### WHAT YOU WILL DO
Every single record needs to be restated word for word.

•••••

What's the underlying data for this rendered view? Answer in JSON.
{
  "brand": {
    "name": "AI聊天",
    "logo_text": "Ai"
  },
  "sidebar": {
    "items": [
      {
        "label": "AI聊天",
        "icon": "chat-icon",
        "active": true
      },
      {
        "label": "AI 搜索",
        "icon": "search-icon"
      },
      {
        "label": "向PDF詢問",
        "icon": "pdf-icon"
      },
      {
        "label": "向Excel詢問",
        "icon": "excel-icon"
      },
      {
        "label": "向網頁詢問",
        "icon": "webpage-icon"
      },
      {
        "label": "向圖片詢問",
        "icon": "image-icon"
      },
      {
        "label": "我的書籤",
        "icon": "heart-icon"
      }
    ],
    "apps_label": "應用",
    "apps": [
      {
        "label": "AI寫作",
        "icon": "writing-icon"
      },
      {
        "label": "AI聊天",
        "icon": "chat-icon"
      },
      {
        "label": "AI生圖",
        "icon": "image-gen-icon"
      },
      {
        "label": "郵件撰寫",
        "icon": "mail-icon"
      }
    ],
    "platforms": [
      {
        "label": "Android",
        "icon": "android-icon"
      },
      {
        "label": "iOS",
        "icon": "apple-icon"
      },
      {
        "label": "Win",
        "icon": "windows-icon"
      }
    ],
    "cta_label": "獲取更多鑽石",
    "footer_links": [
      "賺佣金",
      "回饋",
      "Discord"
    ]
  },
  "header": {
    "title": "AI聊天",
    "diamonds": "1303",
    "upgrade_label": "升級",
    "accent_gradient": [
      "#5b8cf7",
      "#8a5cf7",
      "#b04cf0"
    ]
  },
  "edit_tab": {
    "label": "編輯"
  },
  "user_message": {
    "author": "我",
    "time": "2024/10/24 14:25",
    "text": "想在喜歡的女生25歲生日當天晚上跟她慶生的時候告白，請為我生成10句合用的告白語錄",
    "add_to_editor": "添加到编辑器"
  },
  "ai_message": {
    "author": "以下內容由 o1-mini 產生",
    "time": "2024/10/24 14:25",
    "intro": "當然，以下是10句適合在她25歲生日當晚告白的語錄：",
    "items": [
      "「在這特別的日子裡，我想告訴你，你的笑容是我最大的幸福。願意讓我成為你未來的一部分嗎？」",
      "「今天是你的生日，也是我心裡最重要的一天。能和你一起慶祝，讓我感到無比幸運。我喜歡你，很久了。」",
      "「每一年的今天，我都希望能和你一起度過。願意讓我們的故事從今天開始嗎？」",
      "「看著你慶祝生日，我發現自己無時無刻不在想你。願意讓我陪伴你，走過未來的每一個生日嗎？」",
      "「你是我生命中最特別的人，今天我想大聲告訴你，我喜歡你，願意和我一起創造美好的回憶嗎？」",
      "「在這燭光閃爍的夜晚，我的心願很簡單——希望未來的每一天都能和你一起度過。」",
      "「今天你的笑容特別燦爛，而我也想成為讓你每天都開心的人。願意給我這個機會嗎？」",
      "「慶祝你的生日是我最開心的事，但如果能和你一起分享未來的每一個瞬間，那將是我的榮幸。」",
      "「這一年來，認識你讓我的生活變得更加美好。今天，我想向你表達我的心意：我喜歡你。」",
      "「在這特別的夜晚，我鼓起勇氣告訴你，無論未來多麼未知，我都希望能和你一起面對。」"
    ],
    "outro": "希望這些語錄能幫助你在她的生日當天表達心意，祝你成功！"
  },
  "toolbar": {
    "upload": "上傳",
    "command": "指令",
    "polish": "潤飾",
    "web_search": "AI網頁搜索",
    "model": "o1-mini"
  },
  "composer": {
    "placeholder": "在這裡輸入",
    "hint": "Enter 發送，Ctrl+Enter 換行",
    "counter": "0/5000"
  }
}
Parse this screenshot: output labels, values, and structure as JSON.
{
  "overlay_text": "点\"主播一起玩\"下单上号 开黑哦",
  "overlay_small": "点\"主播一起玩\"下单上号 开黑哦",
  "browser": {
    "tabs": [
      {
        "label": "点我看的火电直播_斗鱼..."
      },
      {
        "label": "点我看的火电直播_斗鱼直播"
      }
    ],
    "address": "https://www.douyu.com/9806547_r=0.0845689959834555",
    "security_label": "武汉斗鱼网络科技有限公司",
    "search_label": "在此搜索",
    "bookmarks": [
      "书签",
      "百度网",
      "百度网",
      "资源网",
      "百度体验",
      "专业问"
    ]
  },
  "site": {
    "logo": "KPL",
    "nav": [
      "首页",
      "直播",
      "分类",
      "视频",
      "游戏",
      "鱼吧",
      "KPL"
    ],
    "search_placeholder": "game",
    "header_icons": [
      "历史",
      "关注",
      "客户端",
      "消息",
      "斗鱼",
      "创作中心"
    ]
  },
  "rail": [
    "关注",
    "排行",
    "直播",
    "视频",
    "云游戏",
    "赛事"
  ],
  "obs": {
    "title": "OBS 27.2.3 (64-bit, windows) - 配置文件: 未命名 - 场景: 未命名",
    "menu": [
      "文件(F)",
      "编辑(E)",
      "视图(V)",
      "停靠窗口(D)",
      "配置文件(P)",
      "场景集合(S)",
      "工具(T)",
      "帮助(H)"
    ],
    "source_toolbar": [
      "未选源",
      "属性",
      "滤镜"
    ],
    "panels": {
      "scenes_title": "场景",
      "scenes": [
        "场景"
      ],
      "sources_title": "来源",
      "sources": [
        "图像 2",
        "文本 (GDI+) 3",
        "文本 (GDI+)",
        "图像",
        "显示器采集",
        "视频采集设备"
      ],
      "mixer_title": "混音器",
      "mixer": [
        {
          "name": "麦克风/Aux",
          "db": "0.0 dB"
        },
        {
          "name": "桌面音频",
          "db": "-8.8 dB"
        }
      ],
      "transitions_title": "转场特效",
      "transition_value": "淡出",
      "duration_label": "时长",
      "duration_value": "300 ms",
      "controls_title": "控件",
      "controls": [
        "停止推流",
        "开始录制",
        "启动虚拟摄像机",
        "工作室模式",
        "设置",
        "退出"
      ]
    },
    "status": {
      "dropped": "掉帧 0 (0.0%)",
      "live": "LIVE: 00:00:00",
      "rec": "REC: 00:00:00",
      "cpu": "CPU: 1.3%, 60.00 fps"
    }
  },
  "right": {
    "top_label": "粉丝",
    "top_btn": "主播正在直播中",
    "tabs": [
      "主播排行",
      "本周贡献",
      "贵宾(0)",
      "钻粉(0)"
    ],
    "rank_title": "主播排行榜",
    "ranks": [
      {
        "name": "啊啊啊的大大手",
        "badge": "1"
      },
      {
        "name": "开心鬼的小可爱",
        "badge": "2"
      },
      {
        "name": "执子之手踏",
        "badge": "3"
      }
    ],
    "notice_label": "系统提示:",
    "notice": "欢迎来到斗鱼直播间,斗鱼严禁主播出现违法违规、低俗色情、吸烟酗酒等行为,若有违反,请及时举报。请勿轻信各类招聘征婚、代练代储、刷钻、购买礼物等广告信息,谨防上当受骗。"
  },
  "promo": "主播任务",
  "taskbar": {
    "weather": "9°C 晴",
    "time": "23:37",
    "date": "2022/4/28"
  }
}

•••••

### SOLUTION TO THE EXERCISE
What's the underlying data for this rendered view? Answer in JSON.
{
  "brand": {
    "name": "AI聊天",
    "logo_text": "Ai"
  },
  "sidebar": {
    "items": [
      {
        "label": "AI聊天",
        "icon": "chat-icon",
        "active": true
      },
      {
        "label": "AI 搜索",
        "icon": "search-icon"
      },
      {
        "label": "向PDF詢問",
        "icon": "pdf-icon"
      },
      {
        "label": "向Excel詢問",
        "icon": "excel-icon"
      },
      {
        "label": "向網頁詢問",
        "icon": "webpage-icon"
      },
      {
        "label": "向圖片詢問",
        "icon": "image-icon"
      },
      {
        "label": "我的書籤",
        "icon": "heart-icon"
      }
    ],
    "apps_label": "應用",
    "apps": [
      {
        "label": "AI寫作",
        "icon": "writing-icon"
      },
      {
        "label": "AI聊天",
        "icon": "chat-icon"
      },
      {
        "label": "AI生圖",
        "icon": "image-gen-icon"
      },
      {
        "label": "郵件撰寫",
        "icon": "mail-icon"
      }
    ],
    "platforms": [
      {
        "label": "Android",
        "icon": "android-icon"
      },
      {
        "label": "iOS",
        "icon": "apple-icon"
      },
      {
        "label": "Win",
        "icon": "windows-icon"
      }
    ],
    "cta_label": "獲取更多鑽石",
    "footer_links": [
      "賺佣金",
      "回饋",
      "Discord"
    ]
  },
  "header": {
    "title": "AI聊天",
    "diamonds": "1303",
    "upgrade_label": "升級",
    "accent_gradient": [
      "#5b8cf7",
      "#8a5cf7",
      "#b04cf0"
    ]
  },
  "edit_tab": {
    "label": "編輯"
  },
  "user_message": {
    "author": "我",
    "time": "2024/10/24 14:25",
    "text": "想在喜歡的女生25歲生日當天晚上跟她慶生的時候告白，請為我生成10句合用的告白語錄",
    "add_to_editor": "添加到编辑器"
  },
  "ai_message": {
    "author": "以下內容由 o1-mini 產生",
    "time": "2024/10/24 14:25",
    "intro": "當然，以下是10句適合在她25歲生日當晚告白的語錄：",
    "items": [
      "「在這特別的日子裡，我想告訴你，你的笑容是我最大的幸福。願意讓我成為你未來的一部分嗎？」",
      "「今天是你的生日，也是我心裡最重要的一天。能和你一起慶祝，讓我感到無比幸運。我喜歡你，很久了。」",
      "「每一年的今天，我都希望能和你一起度過。願意讓我們的故事從今天開始嗎？」",
      "「看著你慶祝生日，我發現自己無時無刻不在想你。願意讓我陪伴你，走過未來的每一個生日嗎？」",
      "「你是我生命中最特別的人，今天我想大聲告訴你，我喜歡你，願意和我一起創造美好的回憶嗎？」",
      "「在這燭光閃爍的夜晚，我的心願很簡單——希望未來的每一天都能和你一起度過。」",
      "「今天你的笑容特別燦爛，而我也想成為讓你每天都開心的人。願意給我這個機會嗎？」",
      "「慶祝你的生日是我最開心的事，但如果能和你一起分享未來的每一個瞬間，那將是我的榮幸。」",
      "「這一年來，認識你讓我的生活變得更加美好。今天，我想向你表達我的心意：我喜歡你。」",
      "「在這特別的夜晚，我鼓起勇氣告訴你，無論未來多麼未知，我都希望能和你一起面對。」"
    ],
    "outro": "希望這些語錄能幫助你在她的生日當天表達心意，祝你成功！"
  },
  "toolbar": {
    "upload": "上傳",
    "command": "指令",
    "polish": "潤飾",
    "web_search": "AI網頁搜索",
    "model": "o1-mini"
  },
  "composer": {
    "placeholder": "在這裡輸入",
    "hint": "Enter 發送，Ctrl+Enter 換行",
    "counter": "0/5000"
  }
}
Parse this screenshot: output labels, values, and structure as JSON.
{
  "overlay_text": "点\"主播一起玩\"下单上号 开黑哦",
  "overlay_small": "点\"主播一起玩\"下单上号 开黑哦",
  "browser": {
    "tabs": [
      {
        "label": "点我看的火电直播_斗鱼..."
      },
      {
        "label": "点我看的火电直播_斗鱼直播"
      }
    ],
    "address": "https://www.douyu.com/9806547_r=0.0845689959834555",
    "security_label": "武汉斗鱼网络科技有限公司",
    "search_label": "在此搜索",
    "bookmarks": [
      "书签",
      "百度网",
      "百度网",
      "资源网",
      "百度体验",
      "专业问"
    ]
  },
  "site": {
    "logo": "KPL",
    "nav": [
      "首页",
      "直播",
      "分类",
      "视频",
      "游戏",
      "鱼吧",
      "KPL"
    ],
    "search_placeholder": "game",
    "header_icons": [
      "历史",
      "关注",
      "客户端",
      "消息",
      "斗鱼",
      "创作中心"
    ]
  },
  "rail": [
    "关注",
    "排行",
    "直播",
    "视频",
    "云游戏",
    "赛事"
  ],
  "obs": {
    "title": "OBS 27.2.3 (64-bit, windows) - 配置文件: 未命名 - 场景: 未命名",
    "menu": [
      "文件(F)",
      "编辑(E)",
      "视图(V)",
      "停靠窗口(D)",
      "配置文件(P)",
      "场景集合(S)",
      "工具(T)",
      "帮助(H)"
    ],
    "source_toolbar": [
      "未选源",
      "属性",
      "滤镜"
    ],
    "panels": {
      "scenes_title": "场景",
      "scenes": [
        "场景"
      ],
      "sources_title": "来源",
      "sources": [
        "图像 2",
        "文本 (GDI+) 3",
        "文本 (GDI+)",
        "图像",
        "显示器采集",
        "视频采集设备"
      ],
      "mixer_title": "混音器",
      "mixer": [
        {
          "name": "麦克风/Aux",
          "db": "0.0 dB"
        },
        {
          "name": "桌面音频",
          "db": "-8.8 dB"
        }
      ],
      "transitions_title": "转场特效",
      "transition_value": "淡出",
      "duration_label": "时长",
      "duration_value": "300 ms",
      "controls_title": "控件",
      "controls": [
        "停止推流",
        "开始录制",
        "启动虚拟摄像机",
        "工作室模式",
        "设置",
        "退出"
      ]
    },
    "status": {
      "dropped": "掉帧 0 (0.0%)",
      "live": "LIVE: 00:00:00",
      "rec": "REC: 00:00:00",
      "cpu": "CPU: 1.3%, 60.00 fps"
    }
  },
  "right": {
    "top_label": "粉丝",
    "top_btn": "主播正在直播中",
    "tabs": [
      "主播排行",
      "本周贡献",
      "贵宾(0)",
      "钻粉(0)"
    ],
    "rank_title": "主播排行榜",
    "ranks": [
      {
        "name": "啊啊啊的大大手",
        "badge": "1"
      },
      {
        "name": "开心鬼的小可爱",
        "badge": "2"
      },
      {
        "name": "执子之手踏",
        "badge": "3"
      }
    ],
    "notice_label": "系统提示:",
    "notice": "欢迎来到斗鱼直播间,斗鱼严禁主播出现违法违规、低俗色情、吸烟酗酒等行为,若有违反,请及时举报。请勿轻信各类招聘征婚、代练代储、刷钻、购买礼物等广告信息,谨防上当受骗。"
  },
  "promo": "主播任务",
  "taskbar": {
    "weather": "9°C 晴",
    "time": "23:37",
    "date": "2022/4/28"
  }
}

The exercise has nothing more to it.